Better than darn good was the braised beef short rib and smoked Gouda sandwich enhanced by fried sweet peppers. Slather on some of the sharply flavored apple-horseradish sour cream-served as a side-and it was heaven, with a heavenly level of calories and fat, of course. (I'm not complaining, just noting for the record.) Porchetta is pork, but not just any pork; it's slow-cooked, soft and rich, with crispy bits of skin and touched with fennel pollen and whacked with garlic. It was lovely. Frita was a burger mixed with the mildly spicy sausage called chorizo and a good ground beef. It was topped with a fried egg and dressed arugula. Truly delicious.
These were not haphazard combinations-the cooks here know what works and what doesn't. The only sandwich that didn't thrill me was the Truffled Grilled Cheese, but only because it paled in comparison to the other offerings. Sandwich sides were as creative as the rest of the menu, including a terrific sweet potato hash with plenty of sweet, browned onions and wonderful grits with crimini mushrooms and oven-dried grapes. If you are not quite that adventurous, browned and crispy fingerling potatoes will do just fine.
Recent specials have included beef tenderloin with grits and a tomato demi-glace, as well as pancakes made with apples and farmer's cheese. The only dish I didn't like was Red Flannel Hash. Topped with eggs and a beet vinaigrette (just fine), the hash itself was too rustic-with off-putting whole garlic cloves and chunks of beet so big they had to be cut before eating. The idea of the hash is to get a bite of the beet, potato and onion together. That wasn't possible when the pieces were so large.
Skillet took over the minuscule (some might say cozy) storefront on East Whittier Street that once housed the popular Banana Bean Café, which moved to larger quarters. The layout allows for only about 25 seats, so you might have to wait a bit for a table, especially during the popular brunch. Service is pay-at-the-counter, and you fetch your own drinks. No alcohol is served. The people who run the place are friendly, and they're happy to talk to you about the dishes, or whatever.
There are long-term plans to stay open for dinner. If they do dinner like they do lunch, the description on the website should change to: "Rustic. Urban. Yummy."
410 E. Whittier St.
Recommended dishes: Everything on this small menu, except the red flannel hash.
Price range: Sandwiches $7-$10; brunch $8-$12.

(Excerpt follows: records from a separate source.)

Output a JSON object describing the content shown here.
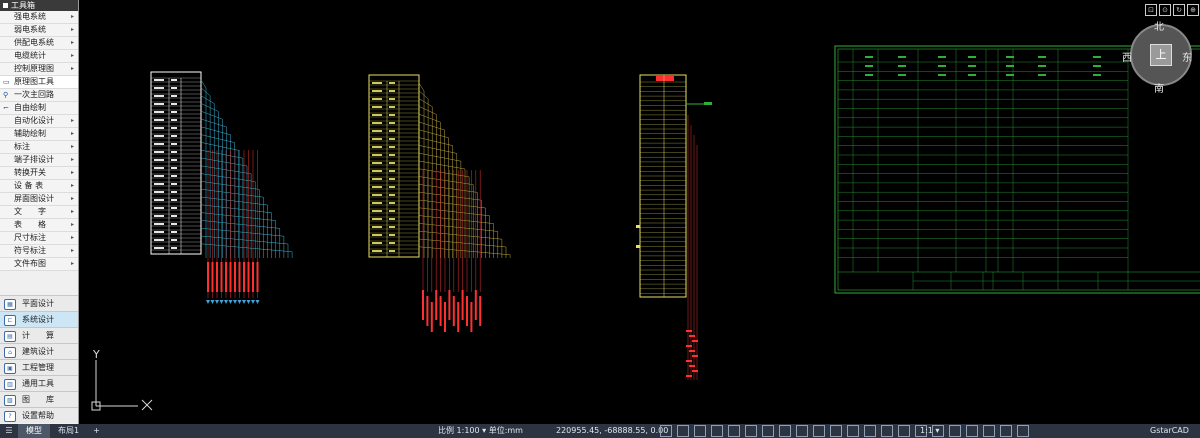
{
  "toolbox": {
    "title": "工具箱",
    "menu": [
      {
        "label": "强电系统",
        "arrow": "▸"
      },
      {
        "label": "弱电系统",
        "arrow": "▸"
      },
      {
        "label": "供配电系统",
        "arrow": "▸"
      },
      {
        "label": "电缆统计",
        "arrow": "▸"
      },
      {
        "label": "控制原理图",
        "arrow": "▸"
      },
      {
        "label": "原理图工具",
        "arrow": ""
      },
      {
        "label": "一次主回路",
        "arrow": ""
      },
      {
        "label": "自由绘制",
        "arrow": ""
      },
      {
        "label": "自动化设计",
        "arrow": "▸"
      },
      {
        "label": "辅助绘制",
        "arrow": "▸"
      },
      {
        "label": "标注",
        "arrow": "▸"
      },
      {
        "label": "端子排设计",
        "arrow": "▸"
      },
      {
        "label": "转换开关",
        "arrow": "▸"
      },
      {
        "label": "设 备 表",
        "arrow": "▸"
      },
      {
        "label": "屏面图设计",
        "arrow": "▸"
      },
      {
        "label": "文　　字",
        "arrow": "▸"
      },
      {
        "label": "表　　格",
        "arrow": "▸"
      },
      {
        "label": "尺寸标注",
        "arrow": "▸"
      },
      {
        "label": "符号标注",
        "arrow": "▸"
      },
      {
        "label": "文件布图",
        "arrow": "▸"
      }
    ],
    "bottom": [
      {
        "label": "平面设计",
        "icon": "▦"
      },
      {
        "label": "系统设计",
        "icon": "⊏"
      },
      {
        "label": "计　　算",
        "icon": "▤"
      },
      {
        "label": "建筑设计",
        "icon": "⌂"
      },
      {
        "label": "工程管理",
        "icon": "▣"
      },
      {
        "label": "通用工具",
        "icon": "▥"
      },
      {
        "label": "图　　库",
        "icon": "▧"
      },
      {
        "label": "设置帮助",
        "icon": "?"
      }
    ]
  },
  "viewcube": {
    "north": "北",
    "south": "南",
    "east": "东",
    "west": "西",
    "face": "上"
  },
  "ucs": {
    "y_label": "Y"
  },
  "statusbar": {
    "tabs": [
      "模型",
      "布局1"
    ],
    "add": "+",
    "scale": "比例 1:100 ▾ 单位:mm",
    "coords": "220955.45, -68888.55, 0.00",
    "ratio": "1:1 ▾",
    "brand": "GstarCAD"
  },
  "top_icons": [
    "⊡",
    "⊙",
    "↻",
    "⊕",
    "ℹ",
    "⊟"
  ]
}
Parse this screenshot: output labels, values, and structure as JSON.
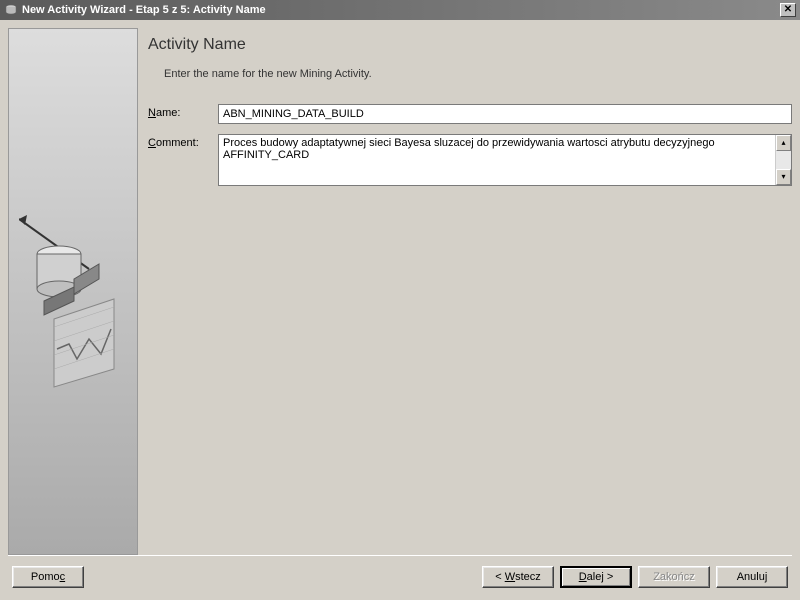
{
  "window": {
    "title": "New Activity Wizard - Etap 5 z 5: Activity Name"
  },
  "page": {
    "heading": "Activity Name",
    "subheading": "Enter the name for the new Mining Activity."
  },
  "form": {
    "name_label": "Name:",
    "name_value": "ABN_MINING_DATA_BUILD",
    "comment_label": "Comment:",
    "comment_value": "Proces budowy adaptatywnej sieci Bayesa sluzacej do przewidywania wartosci atrybutu decyzyjnego AFFINITY_CARD"
  },
  "buttons": {
    "help": "Pomoc",
    "back": "< Wstecz",
    "next": "Dalej >",
    "finish": "Zakończ",
    "cancel": "Anuluj"
  }
}
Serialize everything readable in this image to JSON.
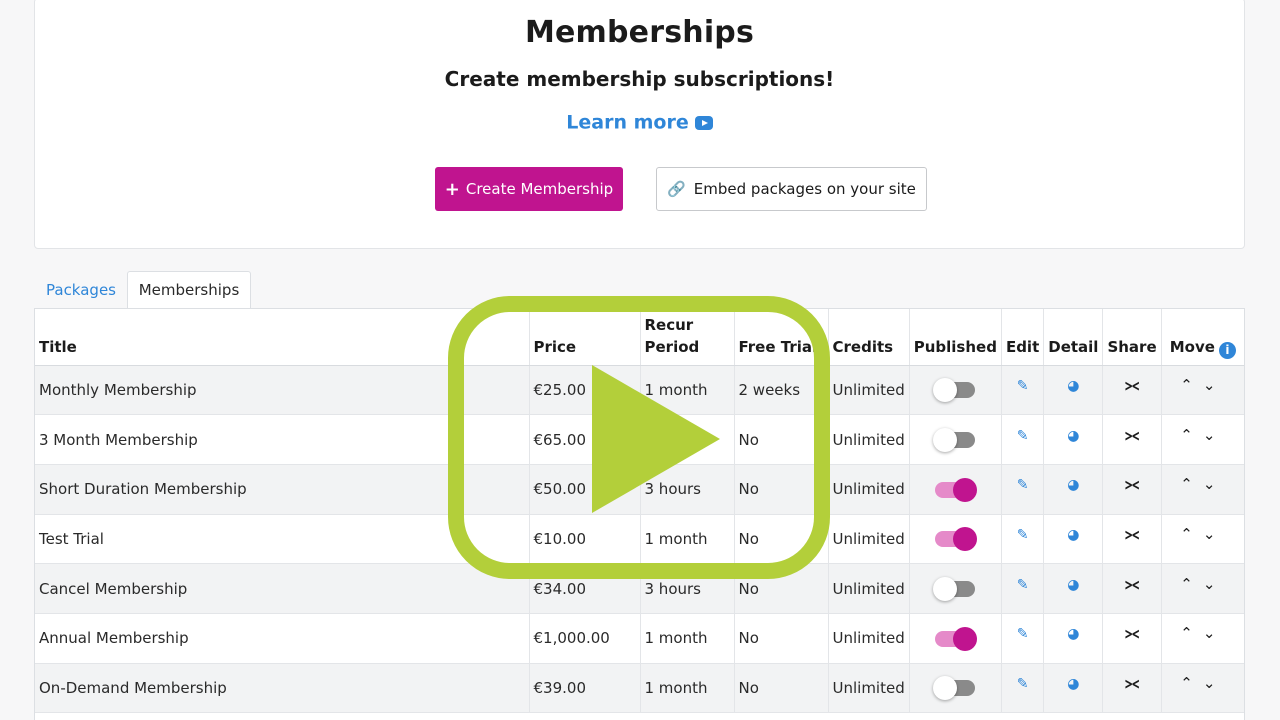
{
  "header": {
    "title": "Memberships",
    "subtitle": "Create membership subscriptions!",
    "learn_more": "Learn more",
    "create_button": "Create Membership",
    "embed_button": "Embed packages on your site"
  },
  "tabs": [
    {
      "label": "Packages",
      "active": false
    },
    {
      "label": "Memberships",
      "active": true
    }
  ],
  "table": {
    "headers": {
      "title": "Title",
      "price": "Price",
      "recur_line1": "Recur",
      "recur_line2": "Period",
      "free_trial": "Free Trial",
      "credits": "Credits",
      "published": "Published",
      "edit": "Edit",
      "detail": "Detail",
      "share": "Share",
      "move": "Move"
    },
    "rows": [
      {
        "title": "Monthly Membership",
        "price": "€25.00",
        "recur": "1 month",
        "trial": "2 weeks",
        "credits": "Unlimited",
        "published": false
      },
      {
        "title": "3 Month Membership",
        "price": "€65.00",
        "recur": "",
        "trial": "No",
        "credits": "Unlimited",
        "published": false
      },
      {
        "title": "Short Duration Membership",
        "price": "€50.00",
        "recur": "3 hours",
        "trial": "No",
        "credits": "Unlimited",
        "published": true
      },
      {
        "title": "Test Trial",
        "price": "€10.00",
        "recur": "1 month",
        "trial": "No",
        "credits": "Unlimited",
        "published": true
      },
      {
        "title": "Cancel Membership",
        "price": "€34.00",
        "recur": "3 hours",
        "trial": "No",
        "credits": "Unlimited",
        "published": false
      },
      {
        "title": "Annual Membership",
        "price": "€1,000.00",
        "recur": "1 month",
        "trial": "No",
        "credits": "Unlimited",
        "published": true
      },
      {
        "title": "On-Demand Membership",
        "price": "€39.00",
        "recur": "1 month",
        "trial": "No",
        "credits": "Unlimited",
        "published": false
      }
    ]
  },
  "icons": {
    "edit": "edit-icon",
    "detail": "gauge-icon",
    "share": "share-icon",
    "move_up": "chevron-up-icon",
    "move_down": "chevron-down-icon",
    "info": "info-icon",
    "video": "youtube-icon",
    "link": "link-icon",
    "play": "play-icon"
  },
  "colors": {
    "brand": "#c0148f",
    "link": "#2f86d8",
    "play_overlay": "#b3cf3a",
    "toggle_off": "#8a8a8a",
    "toggle_on_track": "#e58ac9"
  }
}
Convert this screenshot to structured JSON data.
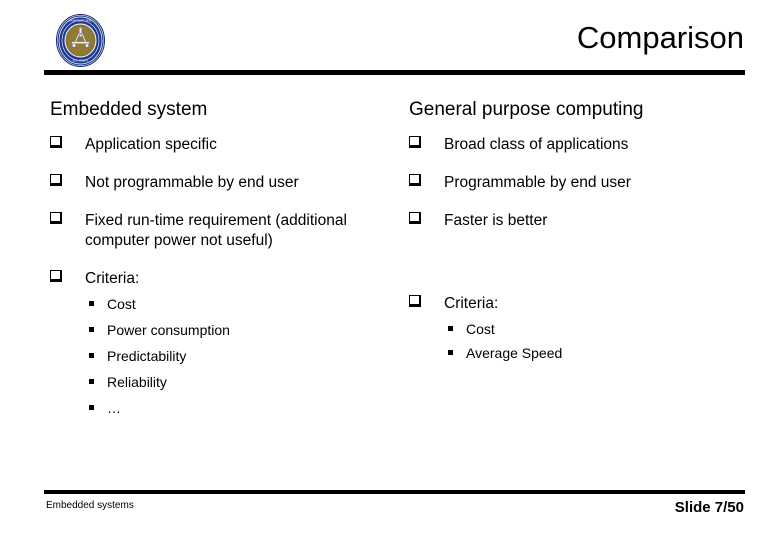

Hours: Lunch Tuesday through Friday 11 am to 3 pm; brunch Saturday and Sunday 8 am to 2 pm; closed Monday.
Service: At the counter, friendly.
Reservations: Not accepted.
This review appeared in the February 2010 issue of Columbus Monthly.